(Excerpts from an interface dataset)
- Opening Delimiter -
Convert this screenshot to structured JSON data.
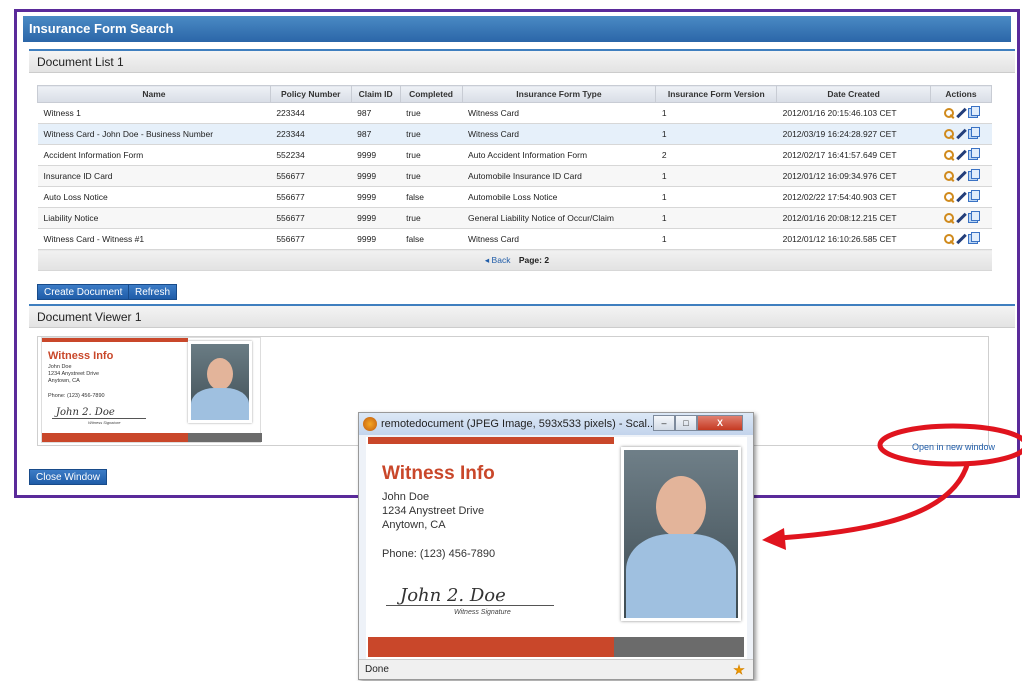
{
  "app": {
    "title": "Insurance Form Search"
  },
  "doc_list": {
    "title": "Document List 1",
    "columns": [
      "Name",
      "Policy Number",
      "Claim ID",
      "Completed",
      "Insurance Form Type",
      "Insurance Form Version",
      "Date Created",
      "Actions"
    ],
    "rows": [
      [
        "Witness 1",
        "223344",
        "987",
        "true",
        "Witness Card",
        "1",
        "2012/01/16 20:15:46.103 CET"
      ],
      [
        "Witness Card - John Doe - Business Number",
        "223344",
        "987",
        "true",
        "Witness Card",
        "1",
        "2012/03/19 16:24:28.927 CET"
      ],
      [
        "Accident Information Form",
        "552234",
        "9999",
        "true",
        "Auto Accident Information Form",
        "2",
        "2012/02/17 16:41:57.649 CET"
      ],
      [
        "Insurance ID Card",
        "556677",
        "9999",
        "true",
        "Automobile Insurance ID Card",
        "1",
        "2012/01/12 16:09:34.976 CET"
      ],
      [
        "Auto Loss Notice",
        "556677",
        "9999",
        "false",
        "Automobile Loss Notice",
        "1",
        "2012/02/22 17:54:40.903 CET"
      ],
      [
        "Liability Notice",
        "556677",
        "9999",
        "true",
        "General Liability Notice of Occur/Claim",
        "1",
        "2012/01/16 20:08:12.215 CET"
      ],
      [
        "Witness Card - Witness #1",
        "556677",
        "9999",
        "false",
        "Witness Card",
        "1",
        "2012/01/12 16:10:26.585 CET"
      ]
    ],
    "pager": {
      "back": "◂ Back",
      "page": "Page: 2"
    },
    "buttons": {
      "create": "Create Document",
      "refresh": "Refresh"
    }
  },
  "doc_viewer": {
    "title": "Document Viewer 1",
    "open_link": "Open in new window",
    "close_button": "Close Window"
  },
  "card": {
    "heading": "Witness Info",
    "name": "John Doe",
    "address1": "1234 Anystreet Drive",
    "address2": "Anytown, CA",
    "phone": "Phone: (123) 456-7890",
    "signature": "John 2. Doe",
    "signature_label": "Witness Signature"
  },
  "popup": {
    "title": "remotedocument (JPEG Image, 593x533 pixels) - Scal...",
    "status": "Done",
    "min": "–",
    "max": "□",
    "close": "X"
  },
  "colors": {
    "accent": "#2b66a8",
    "frame": "#5a2a9a",
    "card_red": "#c9472a",
    "annotation": "#e0141e"
  }
}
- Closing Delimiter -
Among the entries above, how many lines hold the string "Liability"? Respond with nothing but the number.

2